A group of Medaille College faculty members said mismanagement, not the novel coronavirus pandemic, caused the college's fiscal crisis, and the group criticized President Kenneth Macur for using the pandemic to give himself emergency powers that will allow him to cut staff at will.
In a statement to The News, the faculty members said Macur’s invoking of an “act of God” clause in the college’s faculty handbook was an “unconscionable exploitation” of the pandemic.
“The reality is that this is an effort to sidestep years of budgetary mismanagement, the result of which is a multi-million dollar deficit,” the statement reads. “Any attempt to blame this long-standing budget deficit on COVID-19 is simply not accurate.”
The college’s Faculty Assembly voted 54-10 in favor of the statement, which was sent to The News after it published a story explaining that Macur had taken an unprecedented step by invoking the “act of God” clause.
The executive committee of the college board of trustees approved allowing Macur to suspend for up to six months all policies and procedures related to the hiring and firing of faculty, governance of the college and oversight of academic programs.
The faculty statement was not signed. Faculty members contacted by The News said they feared reprisals, including being fired, if they publicly criticized Macur with their names attached to the comments.
The faculty statement said that suspending the handbook “poses serious threats to student success and the welfare of dedicated educators, as well as risking the accreditation of certain programs at the college.”
The college of about 2,200 students has 79 full-time instructional staff, according to 2018 federal data, the latest available.
The statement also said that Macur reneged on an agreement with faculty to negotiate by May 15 “creative changes” to the faculty handbook that would include cuts to programs and faculty.
Faculty have “lost trust in his commitment to the mission of the college,” the statement reads.
The faculty voted – 63-1 – to express no confidence in Macur’s leadership. About three-quarters of full-time faculty members at the college voted.
Michael Walsh, chairman of the Medaille board, released a statement through John Crawford, vice president for college relations, calling the no-confidence vote an “unfortunate circumstance.”
But Walsh said the vote does not detract from the outstanding education the college provides to students.
“The Medaille board of trustees has full faith in Dr. Macur, the administration, the faculty, the staff, and, most importantly, the students at Medaille,” said Walsh. “The board is working with all parties so that the mission of the College can continue as it has for over 50 years and our college and larger community remain places where all can thrive.”
Macur said Thursday he continues to work closely with the Faculty Council, a group of seven faculty members elected by their colleagues to represent them in discussions with college administrators.
“I think we work well together, even when we disagree.
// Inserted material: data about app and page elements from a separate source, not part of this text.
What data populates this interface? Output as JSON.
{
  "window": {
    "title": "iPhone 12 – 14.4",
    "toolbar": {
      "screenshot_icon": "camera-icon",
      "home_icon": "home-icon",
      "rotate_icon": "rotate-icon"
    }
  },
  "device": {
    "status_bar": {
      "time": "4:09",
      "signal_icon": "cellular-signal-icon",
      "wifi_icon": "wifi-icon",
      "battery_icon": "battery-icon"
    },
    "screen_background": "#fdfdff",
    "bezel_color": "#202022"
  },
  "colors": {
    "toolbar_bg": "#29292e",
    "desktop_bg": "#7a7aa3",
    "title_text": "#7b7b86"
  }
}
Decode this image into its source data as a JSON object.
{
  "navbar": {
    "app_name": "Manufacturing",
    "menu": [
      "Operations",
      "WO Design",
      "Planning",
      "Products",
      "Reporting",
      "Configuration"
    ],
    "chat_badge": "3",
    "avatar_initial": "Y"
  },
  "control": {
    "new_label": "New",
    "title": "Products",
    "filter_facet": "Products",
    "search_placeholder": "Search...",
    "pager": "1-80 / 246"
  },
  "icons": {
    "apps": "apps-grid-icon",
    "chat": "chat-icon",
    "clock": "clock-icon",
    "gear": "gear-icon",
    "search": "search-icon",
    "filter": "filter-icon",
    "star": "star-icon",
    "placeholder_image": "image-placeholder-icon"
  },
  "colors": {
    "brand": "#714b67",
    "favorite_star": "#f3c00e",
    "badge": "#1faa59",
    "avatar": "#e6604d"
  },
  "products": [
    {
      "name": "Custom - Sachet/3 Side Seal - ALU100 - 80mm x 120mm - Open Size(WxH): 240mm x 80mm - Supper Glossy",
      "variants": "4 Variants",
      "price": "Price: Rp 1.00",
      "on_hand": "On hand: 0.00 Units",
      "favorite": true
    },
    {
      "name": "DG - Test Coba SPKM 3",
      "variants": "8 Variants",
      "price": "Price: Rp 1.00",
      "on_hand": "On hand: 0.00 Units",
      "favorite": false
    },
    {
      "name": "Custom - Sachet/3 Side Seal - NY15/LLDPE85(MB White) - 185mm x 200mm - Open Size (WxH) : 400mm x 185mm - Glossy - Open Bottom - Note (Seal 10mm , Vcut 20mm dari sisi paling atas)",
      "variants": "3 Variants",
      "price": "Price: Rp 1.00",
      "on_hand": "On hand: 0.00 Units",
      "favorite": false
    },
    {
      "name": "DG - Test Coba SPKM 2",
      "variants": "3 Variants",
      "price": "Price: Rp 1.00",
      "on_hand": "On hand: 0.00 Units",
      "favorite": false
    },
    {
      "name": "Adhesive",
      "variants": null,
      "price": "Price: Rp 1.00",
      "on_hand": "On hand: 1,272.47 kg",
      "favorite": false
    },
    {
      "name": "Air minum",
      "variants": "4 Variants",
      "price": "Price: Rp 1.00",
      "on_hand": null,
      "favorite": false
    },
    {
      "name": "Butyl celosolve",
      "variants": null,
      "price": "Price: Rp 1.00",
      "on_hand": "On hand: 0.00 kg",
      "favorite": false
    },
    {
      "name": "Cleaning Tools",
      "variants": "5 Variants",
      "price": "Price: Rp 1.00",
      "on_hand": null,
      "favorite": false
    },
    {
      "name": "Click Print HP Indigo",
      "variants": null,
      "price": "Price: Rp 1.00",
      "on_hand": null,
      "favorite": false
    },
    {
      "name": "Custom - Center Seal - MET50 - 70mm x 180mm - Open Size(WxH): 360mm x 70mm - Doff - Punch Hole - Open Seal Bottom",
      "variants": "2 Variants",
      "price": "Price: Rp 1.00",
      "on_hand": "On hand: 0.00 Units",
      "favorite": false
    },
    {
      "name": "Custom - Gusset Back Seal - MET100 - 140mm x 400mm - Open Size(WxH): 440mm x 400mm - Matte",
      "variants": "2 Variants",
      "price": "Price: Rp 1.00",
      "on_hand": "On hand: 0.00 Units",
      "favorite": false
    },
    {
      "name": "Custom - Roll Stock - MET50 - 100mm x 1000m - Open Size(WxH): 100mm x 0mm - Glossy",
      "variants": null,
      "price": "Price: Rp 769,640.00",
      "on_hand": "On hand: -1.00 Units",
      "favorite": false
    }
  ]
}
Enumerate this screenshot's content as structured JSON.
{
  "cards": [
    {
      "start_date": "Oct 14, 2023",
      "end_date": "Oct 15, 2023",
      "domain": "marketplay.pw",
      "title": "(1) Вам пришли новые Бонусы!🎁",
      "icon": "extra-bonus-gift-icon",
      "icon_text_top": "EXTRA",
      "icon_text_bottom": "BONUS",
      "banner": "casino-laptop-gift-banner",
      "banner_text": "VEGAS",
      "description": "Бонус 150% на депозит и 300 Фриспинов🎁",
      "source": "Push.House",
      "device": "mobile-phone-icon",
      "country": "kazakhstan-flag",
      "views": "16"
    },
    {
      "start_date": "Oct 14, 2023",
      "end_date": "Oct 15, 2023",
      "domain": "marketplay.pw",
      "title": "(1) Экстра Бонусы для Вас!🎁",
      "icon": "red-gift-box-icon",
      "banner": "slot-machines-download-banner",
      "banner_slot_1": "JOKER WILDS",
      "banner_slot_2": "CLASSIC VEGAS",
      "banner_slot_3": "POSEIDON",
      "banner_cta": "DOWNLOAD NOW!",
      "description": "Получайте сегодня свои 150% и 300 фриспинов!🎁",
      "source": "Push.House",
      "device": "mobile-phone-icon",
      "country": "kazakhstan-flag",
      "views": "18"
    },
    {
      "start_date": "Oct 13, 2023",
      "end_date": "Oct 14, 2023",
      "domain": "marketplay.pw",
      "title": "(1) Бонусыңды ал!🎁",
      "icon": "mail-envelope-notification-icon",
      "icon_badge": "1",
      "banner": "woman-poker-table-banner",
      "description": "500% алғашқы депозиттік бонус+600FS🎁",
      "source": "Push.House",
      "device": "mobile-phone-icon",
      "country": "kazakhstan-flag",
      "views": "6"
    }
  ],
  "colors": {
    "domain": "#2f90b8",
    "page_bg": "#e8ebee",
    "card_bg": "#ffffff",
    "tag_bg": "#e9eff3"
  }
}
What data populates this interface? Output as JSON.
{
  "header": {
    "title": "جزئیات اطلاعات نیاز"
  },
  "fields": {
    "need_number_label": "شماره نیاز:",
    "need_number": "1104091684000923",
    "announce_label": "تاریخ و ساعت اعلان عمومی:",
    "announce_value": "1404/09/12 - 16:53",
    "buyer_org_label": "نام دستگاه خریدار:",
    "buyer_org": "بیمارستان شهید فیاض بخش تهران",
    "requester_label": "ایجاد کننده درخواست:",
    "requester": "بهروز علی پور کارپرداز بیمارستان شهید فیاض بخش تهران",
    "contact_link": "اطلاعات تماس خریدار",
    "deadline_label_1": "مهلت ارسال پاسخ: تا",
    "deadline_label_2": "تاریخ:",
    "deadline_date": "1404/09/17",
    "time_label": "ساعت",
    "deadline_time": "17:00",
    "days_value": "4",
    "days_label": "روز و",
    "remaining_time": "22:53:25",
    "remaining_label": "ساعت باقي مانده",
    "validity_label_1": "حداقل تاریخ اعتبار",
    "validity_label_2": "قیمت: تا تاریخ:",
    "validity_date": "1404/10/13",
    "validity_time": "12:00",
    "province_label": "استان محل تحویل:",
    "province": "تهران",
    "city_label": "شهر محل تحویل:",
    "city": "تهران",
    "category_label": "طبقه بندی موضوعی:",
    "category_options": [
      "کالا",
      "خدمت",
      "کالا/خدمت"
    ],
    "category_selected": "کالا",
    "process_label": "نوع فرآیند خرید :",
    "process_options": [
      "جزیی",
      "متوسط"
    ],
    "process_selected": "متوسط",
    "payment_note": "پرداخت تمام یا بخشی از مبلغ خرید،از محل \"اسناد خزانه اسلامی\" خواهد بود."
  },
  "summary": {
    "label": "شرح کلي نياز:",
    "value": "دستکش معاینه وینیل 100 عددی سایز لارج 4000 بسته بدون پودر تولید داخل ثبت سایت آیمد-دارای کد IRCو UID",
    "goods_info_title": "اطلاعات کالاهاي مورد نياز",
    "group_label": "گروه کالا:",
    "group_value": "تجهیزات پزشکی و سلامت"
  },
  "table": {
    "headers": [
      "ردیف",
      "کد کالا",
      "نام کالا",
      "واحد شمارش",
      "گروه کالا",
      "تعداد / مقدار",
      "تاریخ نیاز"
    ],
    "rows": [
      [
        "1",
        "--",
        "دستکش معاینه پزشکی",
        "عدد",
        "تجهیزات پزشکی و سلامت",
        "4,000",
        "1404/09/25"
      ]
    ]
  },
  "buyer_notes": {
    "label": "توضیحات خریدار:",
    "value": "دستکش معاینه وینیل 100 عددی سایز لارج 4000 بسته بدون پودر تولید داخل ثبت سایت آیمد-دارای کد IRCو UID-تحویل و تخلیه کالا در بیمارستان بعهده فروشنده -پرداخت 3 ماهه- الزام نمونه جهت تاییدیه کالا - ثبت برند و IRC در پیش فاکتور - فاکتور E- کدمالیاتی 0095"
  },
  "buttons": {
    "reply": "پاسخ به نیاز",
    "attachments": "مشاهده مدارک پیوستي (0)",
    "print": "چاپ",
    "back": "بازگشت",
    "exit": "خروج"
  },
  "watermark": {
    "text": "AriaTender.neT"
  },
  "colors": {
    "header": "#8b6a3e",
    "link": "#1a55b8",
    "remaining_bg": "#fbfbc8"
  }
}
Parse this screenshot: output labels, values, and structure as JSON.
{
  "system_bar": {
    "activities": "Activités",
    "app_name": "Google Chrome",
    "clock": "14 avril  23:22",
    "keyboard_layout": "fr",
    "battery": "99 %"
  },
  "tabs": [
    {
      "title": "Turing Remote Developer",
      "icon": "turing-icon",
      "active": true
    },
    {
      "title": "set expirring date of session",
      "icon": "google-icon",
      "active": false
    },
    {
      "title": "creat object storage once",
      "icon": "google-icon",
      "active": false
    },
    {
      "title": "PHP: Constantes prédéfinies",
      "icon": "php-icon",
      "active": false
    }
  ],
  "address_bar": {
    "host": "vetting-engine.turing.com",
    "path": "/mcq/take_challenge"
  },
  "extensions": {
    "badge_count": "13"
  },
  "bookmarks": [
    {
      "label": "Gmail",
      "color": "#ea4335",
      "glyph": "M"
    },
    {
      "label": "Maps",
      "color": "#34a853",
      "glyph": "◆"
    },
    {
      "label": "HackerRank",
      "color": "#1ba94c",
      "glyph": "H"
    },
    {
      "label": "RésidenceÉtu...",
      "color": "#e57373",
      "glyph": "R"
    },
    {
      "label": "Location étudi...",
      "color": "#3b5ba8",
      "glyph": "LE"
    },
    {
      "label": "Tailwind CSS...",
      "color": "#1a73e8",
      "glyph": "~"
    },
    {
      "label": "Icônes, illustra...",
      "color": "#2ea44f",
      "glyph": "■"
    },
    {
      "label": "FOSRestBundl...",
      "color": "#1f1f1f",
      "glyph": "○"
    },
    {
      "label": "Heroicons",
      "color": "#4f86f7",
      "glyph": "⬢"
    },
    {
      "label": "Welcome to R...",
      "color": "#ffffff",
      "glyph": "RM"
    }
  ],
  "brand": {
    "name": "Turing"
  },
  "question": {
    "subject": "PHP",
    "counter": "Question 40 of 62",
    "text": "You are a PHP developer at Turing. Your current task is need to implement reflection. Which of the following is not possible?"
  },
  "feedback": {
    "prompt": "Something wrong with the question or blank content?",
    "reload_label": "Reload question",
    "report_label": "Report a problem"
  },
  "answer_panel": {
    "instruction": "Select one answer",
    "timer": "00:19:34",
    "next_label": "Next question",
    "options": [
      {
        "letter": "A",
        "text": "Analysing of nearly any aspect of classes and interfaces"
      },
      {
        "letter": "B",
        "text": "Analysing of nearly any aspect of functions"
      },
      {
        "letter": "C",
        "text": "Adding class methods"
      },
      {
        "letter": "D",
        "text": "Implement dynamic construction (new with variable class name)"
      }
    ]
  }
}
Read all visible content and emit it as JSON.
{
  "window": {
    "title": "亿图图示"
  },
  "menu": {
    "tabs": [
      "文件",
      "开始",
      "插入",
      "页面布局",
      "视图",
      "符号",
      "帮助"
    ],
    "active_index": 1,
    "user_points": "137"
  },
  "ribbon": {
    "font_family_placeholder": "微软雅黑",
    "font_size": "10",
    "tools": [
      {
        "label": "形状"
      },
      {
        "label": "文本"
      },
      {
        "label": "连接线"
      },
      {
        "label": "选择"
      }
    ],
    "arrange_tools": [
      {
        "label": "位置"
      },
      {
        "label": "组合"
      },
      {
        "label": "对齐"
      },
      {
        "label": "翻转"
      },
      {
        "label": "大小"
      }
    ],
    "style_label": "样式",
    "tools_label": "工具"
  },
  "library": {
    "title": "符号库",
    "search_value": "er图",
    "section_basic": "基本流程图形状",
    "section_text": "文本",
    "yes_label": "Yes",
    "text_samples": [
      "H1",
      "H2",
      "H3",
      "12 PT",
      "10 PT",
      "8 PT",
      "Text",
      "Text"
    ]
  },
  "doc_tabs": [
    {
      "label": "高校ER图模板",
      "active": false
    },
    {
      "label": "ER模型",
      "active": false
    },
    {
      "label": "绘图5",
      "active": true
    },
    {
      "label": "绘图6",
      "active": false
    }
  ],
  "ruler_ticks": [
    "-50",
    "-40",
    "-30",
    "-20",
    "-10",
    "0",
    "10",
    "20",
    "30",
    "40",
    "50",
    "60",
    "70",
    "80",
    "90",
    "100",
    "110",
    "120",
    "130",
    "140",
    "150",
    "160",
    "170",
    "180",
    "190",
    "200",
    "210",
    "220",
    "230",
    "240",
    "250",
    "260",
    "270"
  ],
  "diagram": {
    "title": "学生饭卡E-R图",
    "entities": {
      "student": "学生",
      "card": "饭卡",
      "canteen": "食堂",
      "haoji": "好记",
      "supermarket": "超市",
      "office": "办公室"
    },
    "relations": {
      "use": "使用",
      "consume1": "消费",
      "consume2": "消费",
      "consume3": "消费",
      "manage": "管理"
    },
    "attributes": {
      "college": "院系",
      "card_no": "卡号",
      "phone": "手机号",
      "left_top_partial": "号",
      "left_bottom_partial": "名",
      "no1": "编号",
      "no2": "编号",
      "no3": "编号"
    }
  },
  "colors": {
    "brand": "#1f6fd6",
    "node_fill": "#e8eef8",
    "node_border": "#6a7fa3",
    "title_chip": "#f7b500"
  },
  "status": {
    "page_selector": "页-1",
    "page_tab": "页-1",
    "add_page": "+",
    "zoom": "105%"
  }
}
There’s going to be some hard work to do, but I have full faith and confidence that the eight of us, seven Faculty Council members and myself, will be able to forge ahead,” he said.
Macur said most small colleges in the country were struggling with enrollment and financial issues and “this pandemic has just exacerbated the issues.”